Comments
     
There are no comments in this forum. Be first and add one

Featured Videos

Your JavaScript is turned off or you have an old version of Adobe's Flash Player. Get the latest Flash player.
Super Bowl Ads Compete for Eyes on TV, Webi
X
January 29, 2015 9:58 AM
Super Bowl Sunday (Feb. 1) is about more than just the NFL's American football championship and big parties to watch the game. Viewers also tune in for the world famous commercials that send Facebook and Twitter abuzz. Daniela Schrier reports on the social media rewards for America’s priciest advertising.
Video

Video Super Bowl Ads Compete for Eyes on TV, Web

Super Bowl Sunday (Feb. 1) is about more than just the NFL's American football championship and big parties to watch the game.
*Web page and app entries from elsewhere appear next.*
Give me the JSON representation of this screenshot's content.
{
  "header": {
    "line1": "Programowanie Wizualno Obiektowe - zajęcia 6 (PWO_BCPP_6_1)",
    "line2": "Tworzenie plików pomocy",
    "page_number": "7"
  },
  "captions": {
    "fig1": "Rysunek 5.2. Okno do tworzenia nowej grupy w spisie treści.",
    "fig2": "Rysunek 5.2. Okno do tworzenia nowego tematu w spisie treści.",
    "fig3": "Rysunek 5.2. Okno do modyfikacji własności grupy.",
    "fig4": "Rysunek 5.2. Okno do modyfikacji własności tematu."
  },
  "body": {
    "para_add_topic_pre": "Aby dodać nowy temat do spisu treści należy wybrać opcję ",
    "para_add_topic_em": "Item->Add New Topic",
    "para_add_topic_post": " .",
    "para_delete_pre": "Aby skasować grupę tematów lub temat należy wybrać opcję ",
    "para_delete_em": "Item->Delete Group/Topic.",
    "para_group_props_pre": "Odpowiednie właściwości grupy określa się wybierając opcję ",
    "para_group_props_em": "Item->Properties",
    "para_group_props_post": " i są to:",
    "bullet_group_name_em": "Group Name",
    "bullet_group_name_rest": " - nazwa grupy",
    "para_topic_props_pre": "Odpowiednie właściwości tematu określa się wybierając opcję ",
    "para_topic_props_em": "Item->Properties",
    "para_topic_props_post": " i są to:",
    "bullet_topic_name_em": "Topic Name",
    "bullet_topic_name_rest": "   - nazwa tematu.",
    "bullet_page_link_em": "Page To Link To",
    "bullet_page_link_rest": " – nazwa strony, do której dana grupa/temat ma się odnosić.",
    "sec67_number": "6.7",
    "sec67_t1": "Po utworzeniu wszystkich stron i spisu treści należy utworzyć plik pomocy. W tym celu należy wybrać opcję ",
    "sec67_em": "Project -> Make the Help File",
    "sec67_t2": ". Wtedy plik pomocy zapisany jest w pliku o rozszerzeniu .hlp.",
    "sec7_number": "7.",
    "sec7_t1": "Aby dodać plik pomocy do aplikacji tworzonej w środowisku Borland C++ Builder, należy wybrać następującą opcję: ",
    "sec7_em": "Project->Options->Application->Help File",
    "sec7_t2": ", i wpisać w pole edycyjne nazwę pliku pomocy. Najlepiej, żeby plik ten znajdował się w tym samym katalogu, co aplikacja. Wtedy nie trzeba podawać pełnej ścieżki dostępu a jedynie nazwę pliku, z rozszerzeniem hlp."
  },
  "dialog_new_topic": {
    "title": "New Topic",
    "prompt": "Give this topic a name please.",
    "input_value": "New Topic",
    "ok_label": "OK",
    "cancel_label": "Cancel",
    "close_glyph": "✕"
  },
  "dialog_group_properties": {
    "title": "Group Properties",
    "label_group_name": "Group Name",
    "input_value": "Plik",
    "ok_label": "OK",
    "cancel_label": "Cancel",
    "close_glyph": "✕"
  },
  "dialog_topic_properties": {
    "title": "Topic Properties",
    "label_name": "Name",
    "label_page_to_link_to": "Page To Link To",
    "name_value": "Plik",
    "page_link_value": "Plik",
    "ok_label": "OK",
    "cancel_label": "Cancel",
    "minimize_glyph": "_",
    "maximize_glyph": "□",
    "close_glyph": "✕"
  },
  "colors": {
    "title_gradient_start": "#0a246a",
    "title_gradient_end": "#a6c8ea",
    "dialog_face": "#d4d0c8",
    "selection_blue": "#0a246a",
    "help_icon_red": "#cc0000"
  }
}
Viewers also tune in for the world famous commercials that send Facebook and Twitter abuzz. Daniela Schrier reports on the social media rewards for America’s priciest advertising.
Video

Video Theologians Cast Doubt on Morality of Drone Strikes

In 2006, stirred by photos of U.S. soldiers mistreating Iraqi prisoners, a group of American faith leaders and academics launched the National Religious Campaign Against Torture. It played an important role in getting Congress to investigate, and the president to ban, torture. VOA's Jerome Socolovsky reports.
Video

Video Freedom on Decline Worldwide, Report Says

The state of global freedom declined for the ninth consecutive year in 2014, according to global watchdog Freedom House's annual report released Wednesday. VOA's William Gallo has more.
Video

Video As Ground Shifts, Obama Reviews Middle East Strategy

The death of Saudi Arabia’s king, the collapse of a U.S.-friendly government in Yemen and a problematic relationship with Israel’s leadership are presenting a new set of complications for the Obama administration and its Middle East policy. Not only is the U.S. leader dealing with adversaries in Iran, the Islamic State and al-Qaida, but he is now juggling trouble with traditional allies, as White House correspondent Luis Ramirez reports.
Video

Video MRI Seems to Help Diagnose Prostate Cancer, Preliminary Study Shows

Just as with mammography used to detect breast cancer, there's a lot of controversy about tests used to diagnose prostate cancer. Fortunately, a new study shows doctors may now have a more reliable way to diagnose prostate cancer for high risk patients. More from VOA's Carol Pearson.
Video

Video Smartphones About to Make Leap, Carry Basic Senses

Long distance communication contains mostly sounds and pictures. For now. But scientists in Britain say they are close to creating additions for our smartphones that will make it possible to send taste, smell and even a basic touch. VOA’s George Putic reports.
Video

Video NASA Monitors Earth’s Vital Signs From Space

The U.S. space agency, NASA, is wrapping up its busiest 12-month period in more than a decade, with three missions launched in 2014 and two this month, one in early January and the fifth scheduled for January 29. As VOA’s Rosanne Skirble reports, the instruments being lifted into orbit are focused on Earth’s vital life support systems and how they are responding to a warmer planet.
Video

Video Saved By a Mistake - an Auschwitz Survivor's Story

Dagmar Lieblova was 14 when she arrived at Auschwitz in December 1943, along with her entire Czech Jewish family. All of them were to die there, but she was able to leave after several months due to a bureaucratic mix-up which saved her life. Now 85, with three children and six grandchildren, she says she has a feeling of victory. This report by Ahmad Wadiei and Farin Assemi, of RFE/RL's Radio Farda is narrated by RFE’s Raymond Furlong.

Circumventing Censorship

An Internet Primer for Healthy Web Habits

As surveillance and censoring technologies advance, so, too, do new tools for your computer or mobile device that help protect your privacy and break through Internet censorship.
More

All About America

AppleAndroid